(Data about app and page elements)
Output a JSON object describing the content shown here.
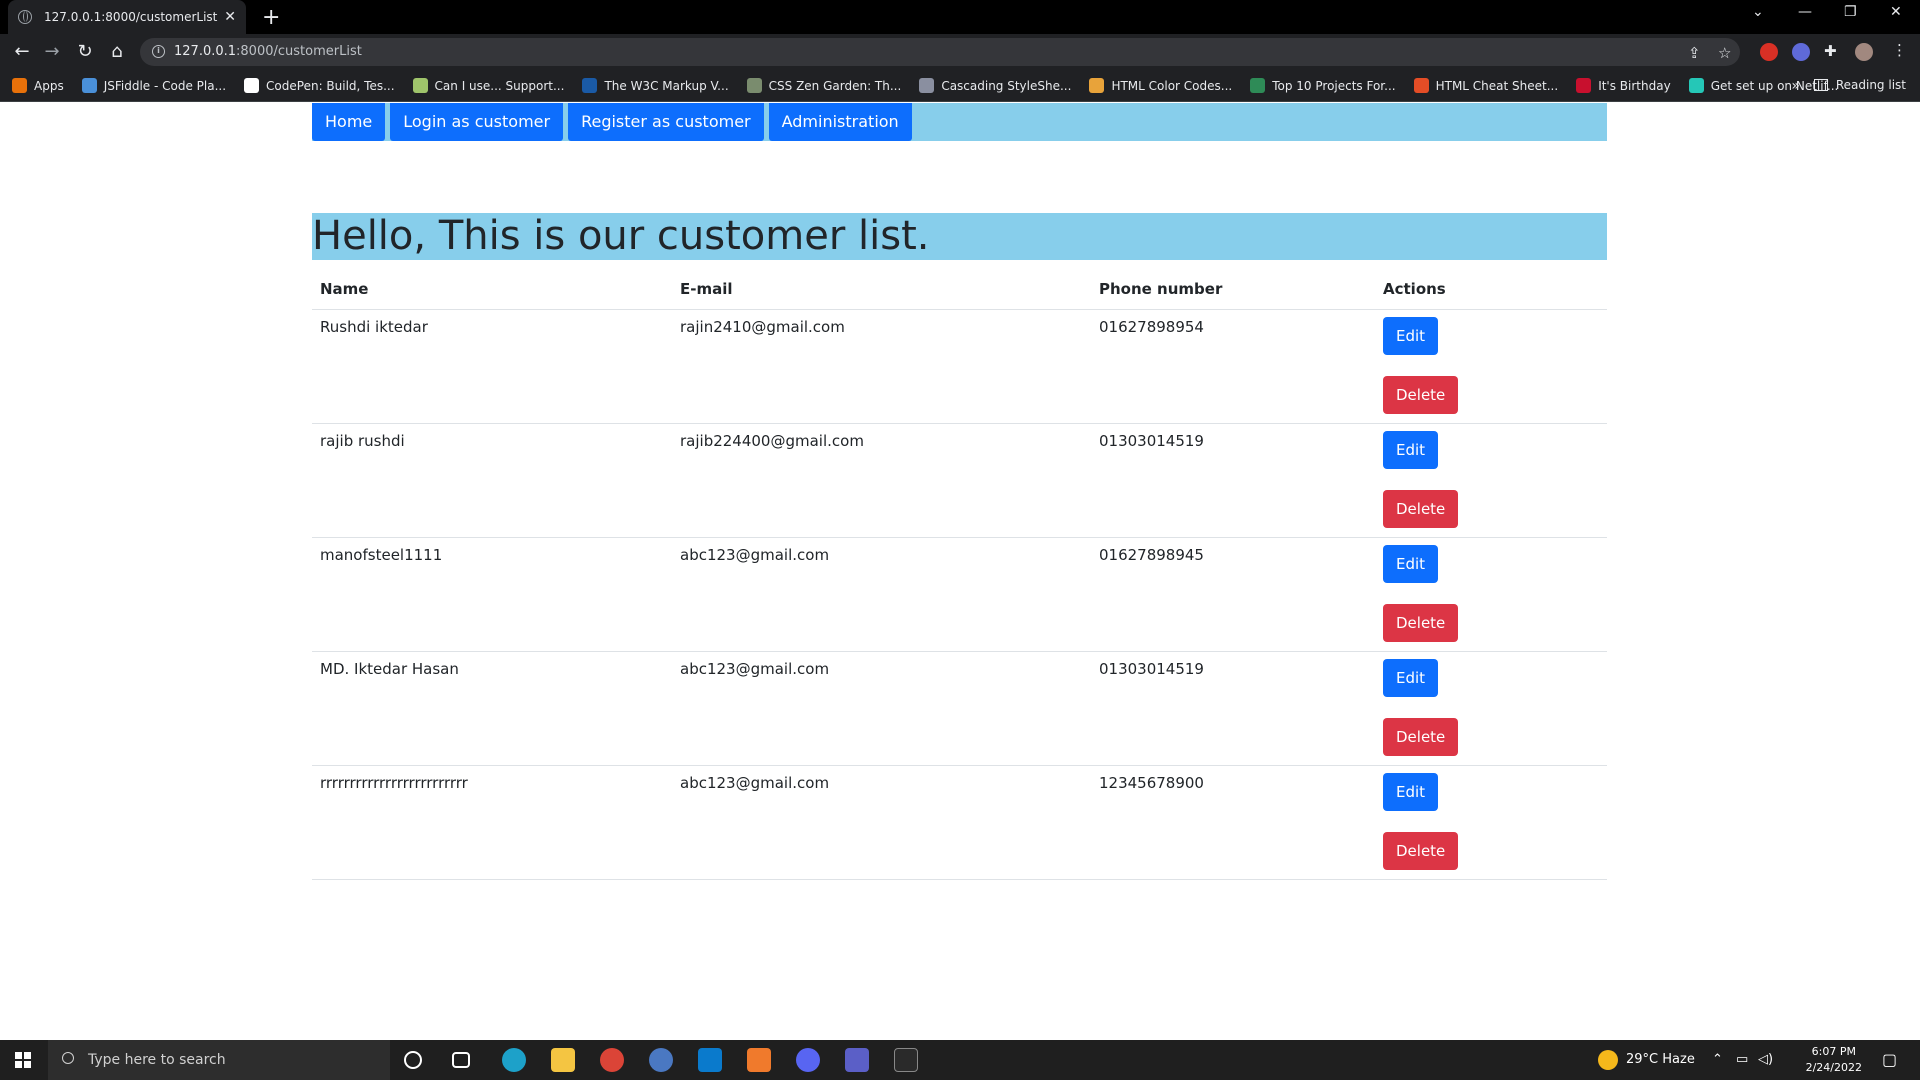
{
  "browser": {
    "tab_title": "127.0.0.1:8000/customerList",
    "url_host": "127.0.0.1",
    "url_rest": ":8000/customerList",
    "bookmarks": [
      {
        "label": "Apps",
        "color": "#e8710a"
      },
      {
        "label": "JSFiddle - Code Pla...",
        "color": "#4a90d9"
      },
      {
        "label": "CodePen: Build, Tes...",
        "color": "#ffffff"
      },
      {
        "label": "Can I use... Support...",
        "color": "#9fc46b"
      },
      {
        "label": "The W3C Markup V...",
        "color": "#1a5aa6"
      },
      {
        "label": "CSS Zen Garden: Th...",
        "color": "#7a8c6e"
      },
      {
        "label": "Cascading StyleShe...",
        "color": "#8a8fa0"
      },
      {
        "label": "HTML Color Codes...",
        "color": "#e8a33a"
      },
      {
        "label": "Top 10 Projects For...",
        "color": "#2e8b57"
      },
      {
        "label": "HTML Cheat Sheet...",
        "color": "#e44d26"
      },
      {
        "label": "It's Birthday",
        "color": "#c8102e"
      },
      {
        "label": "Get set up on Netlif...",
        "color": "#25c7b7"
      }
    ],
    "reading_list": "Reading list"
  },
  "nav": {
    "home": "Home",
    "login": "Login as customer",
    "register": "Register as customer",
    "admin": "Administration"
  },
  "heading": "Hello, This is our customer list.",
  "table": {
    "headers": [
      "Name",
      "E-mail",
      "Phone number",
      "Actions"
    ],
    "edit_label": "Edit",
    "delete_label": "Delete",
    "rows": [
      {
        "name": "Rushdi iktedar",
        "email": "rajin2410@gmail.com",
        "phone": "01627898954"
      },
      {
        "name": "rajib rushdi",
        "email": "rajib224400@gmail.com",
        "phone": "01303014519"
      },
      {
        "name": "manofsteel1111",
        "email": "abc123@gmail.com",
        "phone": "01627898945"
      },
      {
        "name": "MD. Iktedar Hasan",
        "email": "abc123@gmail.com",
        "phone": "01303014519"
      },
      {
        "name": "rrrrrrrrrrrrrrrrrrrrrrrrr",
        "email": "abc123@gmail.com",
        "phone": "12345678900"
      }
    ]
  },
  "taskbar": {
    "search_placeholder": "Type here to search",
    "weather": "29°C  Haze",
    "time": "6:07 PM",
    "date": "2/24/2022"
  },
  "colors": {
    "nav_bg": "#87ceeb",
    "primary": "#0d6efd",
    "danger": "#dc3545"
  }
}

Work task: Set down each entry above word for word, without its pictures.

Reply to the exercise:
Output a JSON object describing the content shown here.
{
  "browser": {
    "tab_title": "127.0.0.1:8000/customerList",
    "url_host": "127.0.0.1",
    "url_rest": ":8000/customerList",
    "bookmarks": [
      {
        "label": "Apps",
        "color": "#e8710a"
      },
      {
        "label": "JSFiddle - Code Pla...",
        "color": "#4a90d9"
      },
      {
        "label": "CodePen: Build, Tes...",
        "color": "#ffffff"
      },
      {
        "label": "Can I use... Support...",
        "color": "#9fc46b"
      },
      {
        "label": "The W3C Markup V...",
        "color": "#1a5aa6"
      },
      {
        "label": "CSS Zen Garden: Th...",
        "color": "#7a8c6e"
      },
      {
        "label": "Cascading StyleShe...",
        "color": "#8a8fa0"
      },
      {
        "label": "HTML Color Codes...",
        "color": "#e8a33a"
      },
      {
        "label": "Top 10 Projects For...",
        "color": "#2e8b57"
      },
      {
        "label": "HTML Cheat Sheet...",
        "color": "#e44d26"
      },
      {
        "label": "It's Birthday",
        "color": "#c8102e"
      },
      {
        "label": "Get set up on Netlif...",
        "color": "#25c7b7"
      }
    ],
    "reading_list": "Reading list"
  },
  "nav": {
    "home": "Home",
    "login": "Login as customer",
    "register": "Register as customer",
    "admin": "Administration"
  },
  "heading": "Hello, This is our customer list.",
  "table": {
    "headers": [
      "Name",
      "E-mail",
      "Phone number",
      "Actions"
    ],
    "edit_label": "Edit",
    "delete_label": "Delete",
    "rows": [
      {
        "name": "Rushdi iktedar",
        "email": "rajin2410@gmail.com",
        "phone": "01627898954"
      },
      {
        "name": "rajib rushdi",
        "email": "rajib224400@gmail.com",
        "phone": "01303014519"
      },
      {
        "name": "manofsteel1111",
        "email": "abc123@gmail.com",
        "phone": "01627898945"
      },
      {
        "name": "MD. Iktedar Hasan",
        "email": "abc123@gmail.com",
        "phone": "01303014519"
      },
      {
        "name": "rrrrrrrrrrrrrrrrrrrrrrrrr",
        "email": "abc123@gmail.com",
        "phone": "12345678900"
      }
    ]
  },
  "taskbar": {
    "search_placeholder": "Type here to search",
    "weather": "29°C  Haze",
    "time": "6:07 PM",
    "date": "2/24/2022"
  },
  "colors": {
    "nav_bg": "#87ceeb",
    "primary": "#0d6efd",
    "danger": "#dc3545"
  }
}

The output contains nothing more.